_EXERCISE_: In the records that follow, find each line containing "oder" and copy it.

_EXERCISE MATERIAL_:
::::::::::
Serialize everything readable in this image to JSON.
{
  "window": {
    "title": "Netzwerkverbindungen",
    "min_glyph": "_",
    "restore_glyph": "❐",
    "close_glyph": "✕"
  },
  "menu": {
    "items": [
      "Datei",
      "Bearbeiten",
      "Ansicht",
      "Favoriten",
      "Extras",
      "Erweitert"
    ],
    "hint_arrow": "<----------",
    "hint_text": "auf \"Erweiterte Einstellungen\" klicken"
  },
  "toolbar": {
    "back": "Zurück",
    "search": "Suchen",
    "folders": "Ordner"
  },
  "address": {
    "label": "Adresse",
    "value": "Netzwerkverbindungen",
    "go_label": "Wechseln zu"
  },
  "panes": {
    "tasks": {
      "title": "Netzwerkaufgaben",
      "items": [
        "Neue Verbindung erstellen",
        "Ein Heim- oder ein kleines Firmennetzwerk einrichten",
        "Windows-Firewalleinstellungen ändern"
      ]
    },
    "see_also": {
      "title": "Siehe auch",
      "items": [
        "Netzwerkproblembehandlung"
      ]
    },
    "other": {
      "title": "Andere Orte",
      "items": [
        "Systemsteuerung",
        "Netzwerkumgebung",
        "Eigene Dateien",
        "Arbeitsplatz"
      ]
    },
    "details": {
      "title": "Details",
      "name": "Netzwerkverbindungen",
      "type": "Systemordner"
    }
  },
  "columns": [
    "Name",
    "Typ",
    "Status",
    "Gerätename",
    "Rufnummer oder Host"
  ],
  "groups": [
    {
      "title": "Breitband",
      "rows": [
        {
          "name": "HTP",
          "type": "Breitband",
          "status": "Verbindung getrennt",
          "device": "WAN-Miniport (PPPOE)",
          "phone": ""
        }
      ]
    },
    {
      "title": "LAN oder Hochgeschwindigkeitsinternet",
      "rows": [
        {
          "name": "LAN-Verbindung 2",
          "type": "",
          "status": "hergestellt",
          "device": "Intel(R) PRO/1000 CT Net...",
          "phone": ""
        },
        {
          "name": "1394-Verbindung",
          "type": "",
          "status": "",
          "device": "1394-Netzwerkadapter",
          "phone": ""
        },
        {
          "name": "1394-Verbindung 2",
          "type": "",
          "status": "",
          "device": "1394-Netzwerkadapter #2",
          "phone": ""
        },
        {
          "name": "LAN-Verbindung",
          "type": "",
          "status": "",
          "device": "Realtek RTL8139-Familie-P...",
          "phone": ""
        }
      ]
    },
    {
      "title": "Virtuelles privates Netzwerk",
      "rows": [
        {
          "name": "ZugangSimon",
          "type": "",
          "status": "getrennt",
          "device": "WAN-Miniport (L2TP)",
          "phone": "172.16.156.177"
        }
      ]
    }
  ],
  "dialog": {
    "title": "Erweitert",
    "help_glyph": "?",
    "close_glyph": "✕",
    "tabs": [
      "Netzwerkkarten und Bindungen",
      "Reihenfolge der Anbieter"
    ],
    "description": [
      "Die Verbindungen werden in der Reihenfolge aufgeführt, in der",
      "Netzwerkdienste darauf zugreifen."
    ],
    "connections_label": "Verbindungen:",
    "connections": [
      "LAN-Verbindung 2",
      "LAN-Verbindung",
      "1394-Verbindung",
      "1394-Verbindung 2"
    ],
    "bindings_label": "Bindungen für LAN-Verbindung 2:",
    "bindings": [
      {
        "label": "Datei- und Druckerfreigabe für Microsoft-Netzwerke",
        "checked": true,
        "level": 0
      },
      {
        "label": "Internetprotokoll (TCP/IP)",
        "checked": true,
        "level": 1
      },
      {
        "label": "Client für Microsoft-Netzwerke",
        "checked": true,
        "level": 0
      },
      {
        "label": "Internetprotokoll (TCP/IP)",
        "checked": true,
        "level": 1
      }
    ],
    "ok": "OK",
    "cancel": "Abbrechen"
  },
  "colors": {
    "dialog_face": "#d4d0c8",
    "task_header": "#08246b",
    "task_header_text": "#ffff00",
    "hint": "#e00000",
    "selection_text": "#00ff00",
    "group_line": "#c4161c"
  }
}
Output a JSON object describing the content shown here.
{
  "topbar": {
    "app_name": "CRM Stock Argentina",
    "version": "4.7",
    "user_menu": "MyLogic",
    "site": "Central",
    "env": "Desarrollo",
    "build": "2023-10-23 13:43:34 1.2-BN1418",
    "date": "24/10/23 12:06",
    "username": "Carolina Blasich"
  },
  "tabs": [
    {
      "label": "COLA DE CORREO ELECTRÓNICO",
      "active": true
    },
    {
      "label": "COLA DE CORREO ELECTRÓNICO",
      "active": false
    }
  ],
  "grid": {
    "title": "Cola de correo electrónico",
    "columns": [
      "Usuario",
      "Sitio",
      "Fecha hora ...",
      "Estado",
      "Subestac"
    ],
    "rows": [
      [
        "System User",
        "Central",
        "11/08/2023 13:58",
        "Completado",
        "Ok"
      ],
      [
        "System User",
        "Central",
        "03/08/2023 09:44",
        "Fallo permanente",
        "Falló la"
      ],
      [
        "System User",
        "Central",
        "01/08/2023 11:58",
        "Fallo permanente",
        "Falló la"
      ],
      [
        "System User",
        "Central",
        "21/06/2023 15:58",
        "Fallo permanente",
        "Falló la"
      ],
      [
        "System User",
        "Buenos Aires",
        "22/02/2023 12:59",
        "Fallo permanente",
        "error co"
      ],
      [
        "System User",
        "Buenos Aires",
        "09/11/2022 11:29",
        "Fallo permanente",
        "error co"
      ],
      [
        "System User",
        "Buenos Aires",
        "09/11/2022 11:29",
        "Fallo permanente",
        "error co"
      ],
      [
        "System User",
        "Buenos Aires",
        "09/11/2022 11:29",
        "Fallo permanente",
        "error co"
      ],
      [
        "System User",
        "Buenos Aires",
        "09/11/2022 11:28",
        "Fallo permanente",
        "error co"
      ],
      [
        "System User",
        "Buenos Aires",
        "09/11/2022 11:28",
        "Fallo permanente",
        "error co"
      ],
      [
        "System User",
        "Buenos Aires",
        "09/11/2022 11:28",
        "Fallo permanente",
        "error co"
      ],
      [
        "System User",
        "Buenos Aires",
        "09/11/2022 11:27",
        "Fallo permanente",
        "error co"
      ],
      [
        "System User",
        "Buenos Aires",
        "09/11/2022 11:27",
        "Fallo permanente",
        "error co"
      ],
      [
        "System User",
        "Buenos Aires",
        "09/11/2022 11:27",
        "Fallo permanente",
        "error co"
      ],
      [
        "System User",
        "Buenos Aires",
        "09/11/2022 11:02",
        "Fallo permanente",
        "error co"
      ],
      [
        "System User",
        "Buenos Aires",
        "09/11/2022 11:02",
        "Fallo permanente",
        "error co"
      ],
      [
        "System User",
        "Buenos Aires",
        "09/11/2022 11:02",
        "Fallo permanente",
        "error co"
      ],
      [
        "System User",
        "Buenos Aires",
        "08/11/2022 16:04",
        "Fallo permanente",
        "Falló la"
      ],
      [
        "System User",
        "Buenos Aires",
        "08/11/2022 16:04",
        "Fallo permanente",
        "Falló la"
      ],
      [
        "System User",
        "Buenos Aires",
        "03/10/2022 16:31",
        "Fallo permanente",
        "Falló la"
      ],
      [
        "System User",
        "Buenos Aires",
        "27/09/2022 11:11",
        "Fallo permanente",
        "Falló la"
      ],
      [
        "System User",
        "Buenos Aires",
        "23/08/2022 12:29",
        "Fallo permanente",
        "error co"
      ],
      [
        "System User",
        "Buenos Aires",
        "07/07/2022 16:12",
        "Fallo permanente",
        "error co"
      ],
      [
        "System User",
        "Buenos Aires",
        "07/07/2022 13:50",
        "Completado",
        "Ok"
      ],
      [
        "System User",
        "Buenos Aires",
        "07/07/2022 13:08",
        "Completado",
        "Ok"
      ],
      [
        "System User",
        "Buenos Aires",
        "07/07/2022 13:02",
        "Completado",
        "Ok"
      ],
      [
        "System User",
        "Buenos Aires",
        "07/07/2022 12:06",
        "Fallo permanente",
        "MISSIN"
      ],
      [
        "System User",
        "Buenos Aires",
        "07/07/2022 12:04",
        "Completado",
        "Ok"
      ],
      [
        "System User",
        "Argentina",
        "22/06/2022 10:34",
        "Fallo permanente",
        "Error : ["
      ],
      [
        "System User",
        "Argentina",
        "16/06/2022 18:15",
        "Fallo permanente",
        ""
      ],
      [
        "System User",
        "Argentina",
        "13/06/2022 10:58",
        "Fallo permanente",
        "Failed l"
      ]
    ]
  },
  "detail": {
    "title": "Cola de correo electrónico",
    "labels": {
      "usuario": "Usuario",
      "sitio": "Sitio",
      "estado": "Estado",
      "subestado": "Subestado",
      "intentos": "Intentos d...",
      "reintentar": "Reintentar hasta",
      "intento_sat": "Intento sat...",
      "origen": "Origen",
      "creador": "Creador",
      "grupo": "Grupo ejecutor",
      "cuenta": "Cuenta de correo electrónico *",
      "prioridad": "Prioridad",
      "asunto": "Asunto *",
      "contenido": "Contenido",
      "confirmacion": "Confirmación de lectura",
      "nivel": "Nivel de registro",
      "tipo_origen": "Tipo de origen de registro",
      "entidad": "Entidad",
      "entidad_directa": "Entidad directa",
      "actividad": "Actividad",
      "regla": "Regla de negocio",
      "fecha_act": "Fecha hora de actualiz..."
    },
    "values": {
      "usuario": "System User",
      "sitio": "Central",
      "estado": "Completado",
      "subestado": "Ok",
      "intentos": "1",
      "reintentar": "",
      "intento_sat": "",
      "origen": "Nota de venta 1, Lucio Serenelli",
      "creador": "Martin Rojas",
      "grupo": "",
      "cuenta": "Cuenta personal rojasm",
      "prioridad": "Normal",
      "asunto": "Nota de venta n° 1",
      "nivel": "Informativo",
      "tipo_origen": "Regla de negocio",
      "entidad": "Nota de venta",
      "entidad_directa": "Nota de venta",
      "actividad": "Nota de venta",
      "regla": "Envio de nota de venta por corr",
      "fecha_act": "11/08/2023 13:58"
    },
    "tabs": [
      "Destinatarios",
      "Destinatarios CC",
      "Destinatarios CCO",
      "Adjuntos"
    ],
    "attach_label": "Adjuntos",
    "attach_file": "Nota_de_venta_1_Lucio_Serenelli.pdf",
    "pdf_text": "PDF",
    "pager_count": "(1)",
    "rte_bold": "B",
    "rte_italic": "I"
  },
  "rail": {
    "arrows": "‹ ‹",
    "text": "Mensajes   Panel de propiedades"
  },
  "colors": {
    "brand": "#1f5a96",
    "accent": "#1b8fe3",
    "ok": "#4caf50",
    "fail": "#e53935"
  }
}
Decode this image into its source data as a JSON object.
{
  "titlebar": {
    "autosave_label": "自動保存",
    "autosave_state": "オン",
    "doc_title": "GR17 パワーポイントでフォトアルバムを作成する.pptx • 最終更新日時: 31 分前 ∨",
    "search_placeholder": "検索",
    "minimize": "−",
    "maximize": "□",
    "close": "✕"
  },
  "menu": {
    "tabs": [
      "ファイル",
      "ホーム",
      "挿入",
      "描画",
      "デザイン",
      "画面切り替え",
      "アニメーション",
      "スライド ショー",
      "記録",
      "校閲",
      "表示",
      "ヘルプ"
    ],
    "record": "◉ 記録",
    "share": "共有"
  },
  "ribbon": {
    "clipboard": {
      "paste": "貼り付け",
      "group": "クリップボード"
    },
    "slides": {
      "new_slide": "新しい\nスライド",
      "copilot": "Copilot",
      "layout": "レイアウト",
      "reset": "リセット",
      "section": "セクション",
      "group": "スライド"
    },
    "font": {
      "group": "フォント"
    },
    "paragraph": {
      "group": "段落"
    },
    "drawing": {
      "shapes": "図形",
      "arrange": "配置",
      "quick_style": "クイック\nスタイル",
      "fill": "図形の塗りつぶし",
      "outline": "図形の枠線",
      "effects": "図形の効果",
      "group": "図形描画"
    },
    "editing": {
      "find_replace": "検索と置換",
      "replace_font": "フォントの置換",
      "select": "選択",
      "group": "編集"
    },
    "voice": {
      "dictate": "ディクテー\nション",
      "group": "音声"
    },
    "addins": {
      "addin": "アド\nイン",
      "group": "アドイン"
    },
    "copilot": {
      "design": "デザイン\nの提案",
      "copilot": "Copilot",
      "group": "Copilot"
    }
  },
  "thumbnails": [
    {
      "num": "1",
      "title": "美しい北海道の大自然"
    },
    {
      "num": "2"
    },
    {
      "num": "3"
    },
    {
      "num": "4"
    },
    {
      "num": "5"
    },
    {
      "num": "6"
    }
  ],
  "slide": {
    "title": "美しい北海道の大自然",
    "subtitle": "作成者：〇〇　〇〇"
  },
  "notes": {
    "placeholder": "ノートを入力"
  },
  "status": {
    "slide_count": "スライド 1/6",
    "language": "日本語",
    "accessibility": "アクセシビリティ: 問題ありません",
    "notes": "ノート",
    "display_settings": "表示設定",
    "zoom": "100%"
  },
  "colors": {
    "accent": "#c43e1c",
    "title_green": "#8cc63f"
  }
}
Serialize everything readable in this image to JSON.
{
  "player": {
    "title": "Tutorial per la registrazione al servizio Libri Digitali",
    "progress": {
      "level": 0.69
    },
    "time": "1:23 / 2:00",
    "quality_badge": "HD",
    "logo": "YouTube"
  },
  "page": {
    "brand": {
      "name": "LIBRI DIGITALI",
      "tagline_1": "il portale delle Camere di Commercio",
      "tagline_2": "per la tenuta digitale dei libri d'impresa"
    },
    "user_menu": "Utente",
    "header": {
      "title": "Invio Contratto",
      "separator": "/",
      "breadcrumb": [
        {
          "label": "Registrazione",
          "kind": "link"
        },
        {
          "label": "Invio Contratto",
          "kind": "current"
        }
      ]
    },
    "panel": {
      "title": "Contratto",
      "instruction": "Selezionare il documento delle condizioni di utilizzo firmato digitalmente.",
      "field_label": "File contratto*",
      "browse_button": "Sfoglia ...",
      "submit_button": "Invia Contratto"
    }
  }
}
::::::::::
_ANSWER TO THIS PROBLEM_:
        "Ein Heim- oder ein kleines Firmennetzwerk einrichten",
    "Rufnummer oder Host"
      "title": "LAN oder Hochgeschwindigkeitsinternet",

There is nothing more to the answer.